[Opening Material for the task section]

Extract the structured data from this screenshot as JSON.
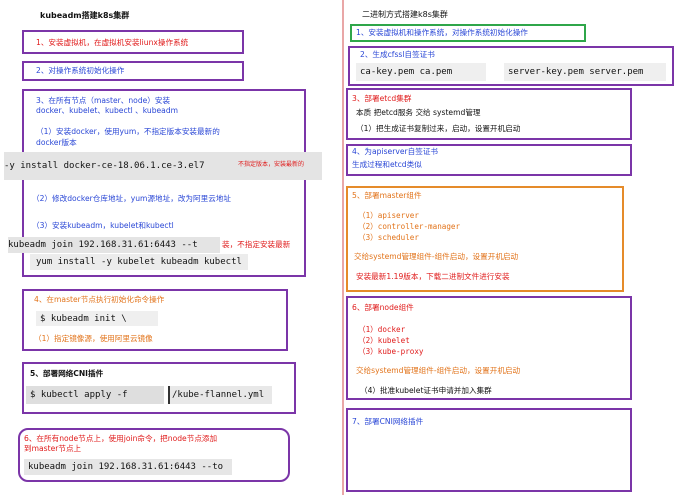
{
  "left": {
    "title": "kubeadm搭建k8s集群",
    "step1": "1、安装虚拟机，在虚拟机安装liunx操作系统",
    "step2": "2、对操作系统初始化操作",
    "step3": {
      "heading1": "3、在所有节点（master、node）安装",
      "heading2": "docker、kubelet、kubectl 、kubeadm",
      "sub1a": "（1）安装docker，使用yum，不指定版本安装最新的",
      "sub1b": "docker版本",
      "code1": "-y install docker-ce-18.06.1.ce-3.el7",
      "code1_note": "不指定版本，安装最新的",
      "sub2": "（2）修改docker仓库地址，yum源地址，改为阿里云地址",
      "sub3": "（3）安装kubeadm，kubelet和kubectl",
      "code2": "kubeadm join 192.168.31.61:6443 --t",
      "code2_note": "装，不指定安装最新",
      "code3": "yum install -y kubelet kubeadm kubectl"
    },
    "step4": {
      "heading": "4、在master节点执行初始化命令操作",
      "code": "$ kubeadm init \\",
      "note": "（1）指定镜像源，使用阿里云镜像"
    },
    "step5": {
      "heading": "5、部署网络CNI插件",
      "code_a": "$ kubectl apply -f",
      "code_b": "/kube-flannel.yml"
    },
    "step6": {
      "heading1": "6、在所有node节点上，使用join命令，把node节点添加",
      "heading2": "到master节点上",
      "code": "kubeadm join 192.168.31.61:6443 --to"
    }
  },
  "right": {
    "title": "二进制方式搭建k8s集群",
    "step1": "1、安装虚拟机和操作系统，对操作系统初始化操作",
    "step2": {
      "heading": "2、生成cfssl自签证书",
      "cert_a": "ca-key.pem  ca.pem",
      "cert_b": "server-key.pem  server.pem"
    },
    "step3": {
      "heading": "3、部署etcd集群",
      "line1": "本质 把etcd服务 交给 systemd管理",
      "line2": "（1）把生成证书复制过来，启动，设置开机启动"
    },
    "step4": {
      "heading": "4、为apiserver自签证书",
      "line": "生成过程和etcd类似"
    },
    "step5": {
      "heading": "5、部署master组件",
      "items": [
        "（1）apiserver",
        "（2）controller-manager",
        "（3）scheduler"
      ],
      "line1": "交给systemd管理组件-组件启动，设置开机启动",
      "line2": "安装最新1.19版本，下载二进制文件进行安装"
    },
    "step6": {
      "heading": "6、部署node组件",
      "items": [
        "（1）docker",
        "（2）kubelet",
        "（3）kube-proxy"
      ],
      "line1": "交给systemd管理组件-组件启动，设置开机启动",
      "line2": "（4）批准kubelet证书申请并加入集群"
    },
    "step7": "7、部署CNI网络插件"
  }
}
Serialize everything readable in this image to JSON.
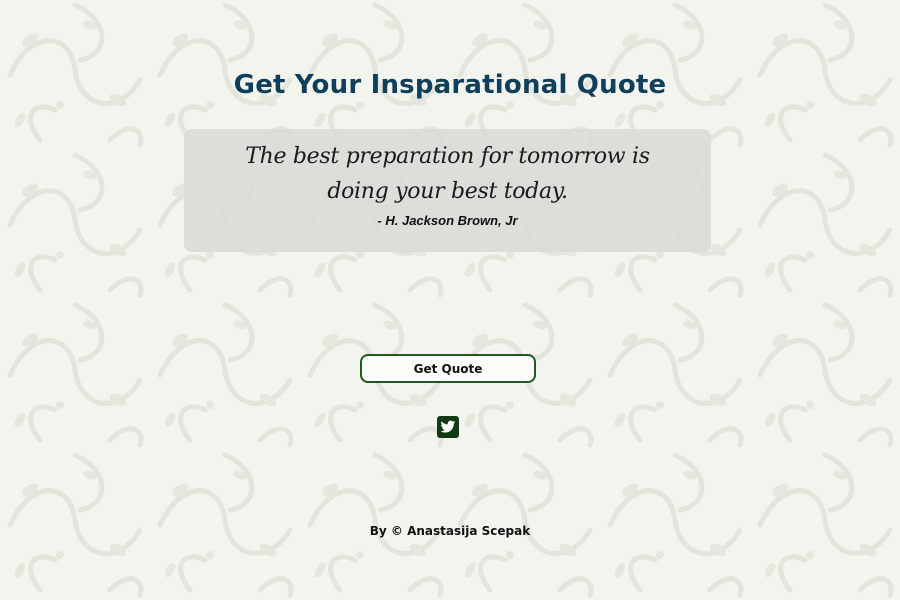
{
  "header": {
    "title": "Get Your Insparational Quote"
  },
  "quote": {
    "text": "The best preparation for tomorrow is doing your best today.",
    "author": "- H. Jackson Brown, Jr"
  },
  "actions": {
    "get_quote_label": "Get Quote",
    "twitter_icon": "twitter-icon"
  },
  "footer": {
    "credit": "By © Anastasija Scepak"
  },
  "colors": {
    "title": "#0f3f5a",
    "button_border": "#1f5a22",
    "twitter_bg": "#123a14",
    "background": "#f4f4ef",
    "quote_box": "#dadad6"
  }
}
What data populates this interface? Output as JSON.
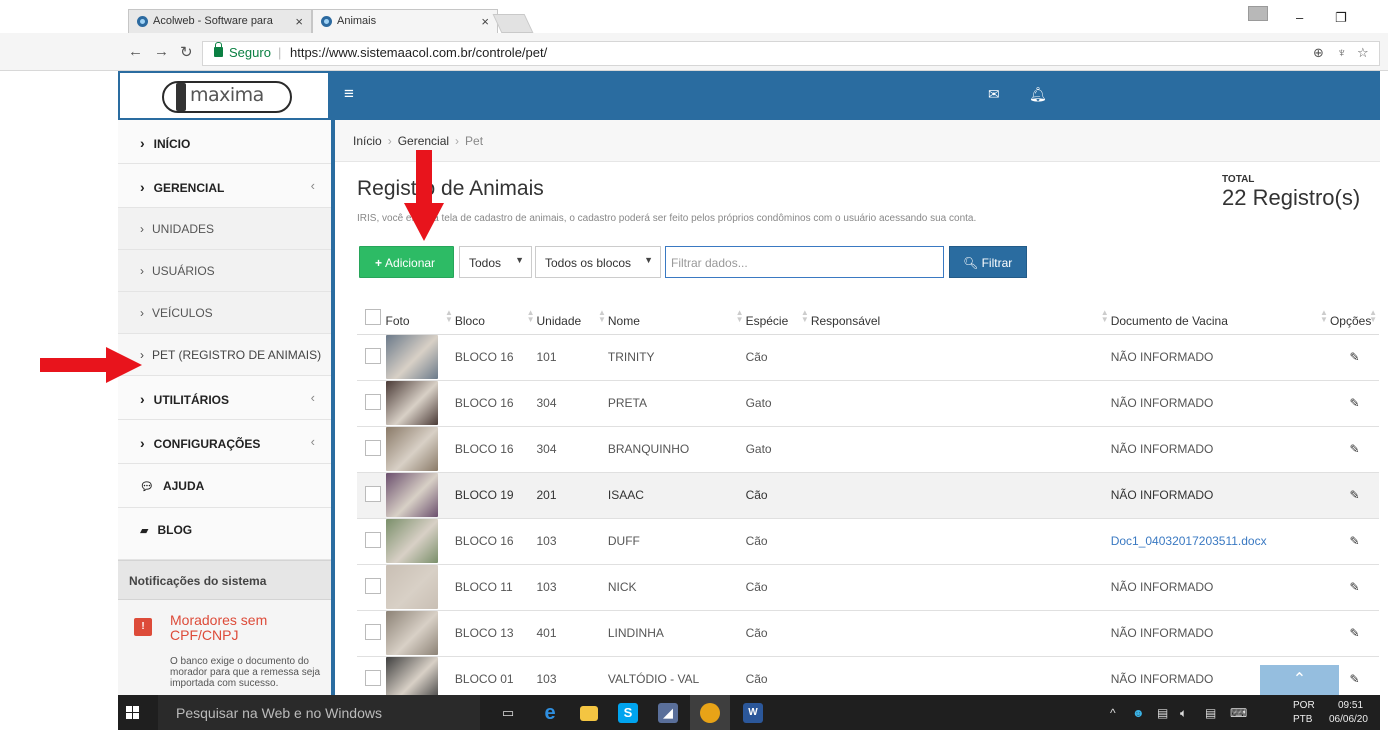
{
  "browser": {
    "tabs": [
      {
        "title": "Acolweb - Software para",
        "close": "×"
      },
      {
        "title": "Animais",
        "close": "×"
      }
    ],
    "secure_label": "Seguro",
    "url": "https://www.sistemaacol.com.br/controle/pet/"
  },
  "header": {
    "logo_text": "maxima"
  },
  "sidebar": {
    "inicio": "INÍCIO",
    "gerencial": "GERENCIAL",
    "unidades": "UNIDADES",
    "usuarios": "USUÁRIOS",
    "veiculos": "VEÍCULOS",
    "pet": "PET (REGISTRO DE ANIMAIS)",
    "utilitarios": "UTILITÁRIOS",
    "configuracoes": "CONFIGURAÇÕES",
    "ajuda": "AJUDA",
    "blog": "BLOG",
    "notifications_title": "Notificações do sistema",
    "notification": {
      "title": "Moradores sem CPF/CNPJ",
      "text": "O banco exige o documento do morador para que a remessa seja importada com sucesso."
    }
  },
  "breadcrumb": {
    "home": "Início",
    "section": "Gerencial",
    "current": "Pet"
  },
  "page": {
    "title": "Registro de Animais",
    "description": "IRIS, você está na tela de cadastro de animais, o cadastro poderá ser feito pelos próprios condôminos com o usuário acessando sua conta.",
    "total_label": "TOTAL",
    "total_value": "22 Registro(s)"
  },
  "toolbar": {
    "add_label": "Adicionar",
    "filter_status": "Todos",
    "filter_block": "Todos os blocos",
    "search_placeholder": "Filtrar dados...",
    "filter_button": "Filtrar"
  },
  "table": {
    "headers": [
      "Foto",
      "Bloco",
      "Unidade",
      "Nome",
      "Espécie",
      "Responsável",
      "Documento de Vacina",
      "Opções"
    ],
    "rows": [
      {
        "bloco": "BLOCO 16",
        "unidade": "101",
        "nome": "TRINITY",
        "especie": "Cão",
        "responsavel": "",
        "documento": "NÃO INFORMADO",
        "photo": "#6b7a8a"
      },
      {
        "bloco": "BLOCO 16",
        "unidade": "304",
        "nome": "PRETA",
        "especie": "Gato",
        "responsavel": "",
        "documento": "NÃO INFORMADO",
        "photo": "#4a3a36"
      },
      {
        "bloco": "BLOCO 16",
        "unidade": "304",
        "nome": "BRANQUINHO",
        "especie": "Gato",
        "responsavel": "",
        "documento": "NÃO INFORMADO",
        "photo": "#8a7a68"
      },
      {
        "bloco": "BLOCO 19",
        "unidade": "201",
        "nome": "ISAAC",
        "especie": "Cão",
        "responsavel": "",
        "documento": "NÃO INFORMADO",
        "photo": "#6b4f6e"
      },
      {
        "bloco": "BLOCO 16",
        "unidade": "103",
        "nome": "DUFF",
        "especie": "Cão",
        "responsavel": "",
        "documento": "Doc1_04032017203511.docx",
        "photo": "#7a8f6a"
      },
      {
        "bloco": "BLOCO 11",
        "unidade": "103",
        "nome": "NICK",
        "especie": "Cão",
        "responsavel": "",
        "documento": "NÃO INFORMADO",
        "photo": "#c9bfb4"
      },
      {
        "bloco": "BLOCO 13",
        "unidade": "401",
        "nome": "LINDINHA",
        "especie": "Cão",
        "responsavel": "",
        "documento": "NÃO INFORMADO",
        "photo": "#8c8276"
      },
      {
        "bloco": "BLOCO 01",
        "unidade": "103",
        "nome": "VALTÓDIO - VAL",
        "especie": "Cão",
        "responsavel": "",
        "documento": "NÃO INFORMADO",
        "photo": "#3f3f3f"
      }
    ]
  },
  "taskbar": {
    "search_placeholder": "Pesquisar na Web e no Windows",
    "lang1": "POR",
    "lang2": "PTB",
    "time": "09:51",
    "date": "06/06/20"
  },
  "colors": {
    "brand": "#2a6ca0",
    "add_button": "#2dbb65",
    "annotation_arrow": "#e8141c",
    "link": "#3a79c2"
  },
  "icons": [
    "menu-icon",
    "mail-icon",
    "bell-icon",
    "chevron-right-icon",
    "comments-icon",
    "blog-icon",
    "pencil-icon",
    "search-icon",
    "arrow-up-icon"
  ]
}
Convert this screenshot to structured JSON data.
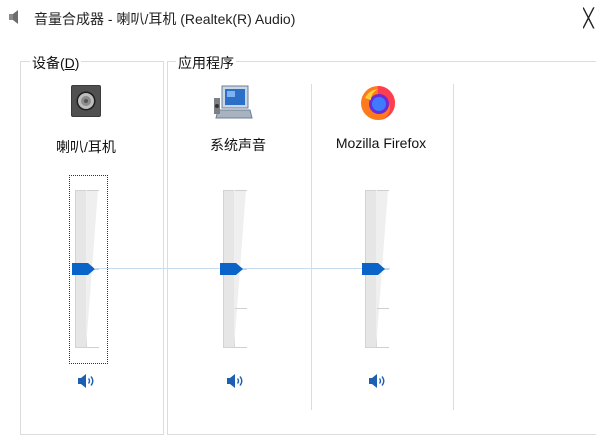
{
  "window": {
    "title": "音量合成器 - 喇叭/耳机 (Realtek(R) Audio)",
    "close_glyph": "╳"
  },
  "device_group": {
    "label_prefix": "设备(",
    "label_access_key": "D",
    "label_suffix": ")",
    "device_name": "喇叭/耳机",
    "volume_percent": 50,
    "muted": false
  },
  "apps_group": {
    "label": "应用程序",
    "apps": [
      {
        "name": "系统声音",
        "icon": "system-sounds-icon",
        "volume_percent": 50,
        "muted": false
      },
      {
        "name": "Mozilla Firefox",
        "icon": "firefox-icon",
        "volume_percent": 50,
        "muted": false
      }
    ]
  },
  "colors": {
    "accent": "#0a63c9",
    "track": "#e6e6e6",
    "group_border": "#dcdcdc"
  }
}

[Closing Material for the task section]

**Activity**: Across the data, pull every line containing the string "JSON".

**Answer space**:
Extract the structured data from this screenshot as JSON.
Serialize everything readable in this image to JSON.
What data populates this interface? Output as JSON.
Convert this screenshot to structured JSON data.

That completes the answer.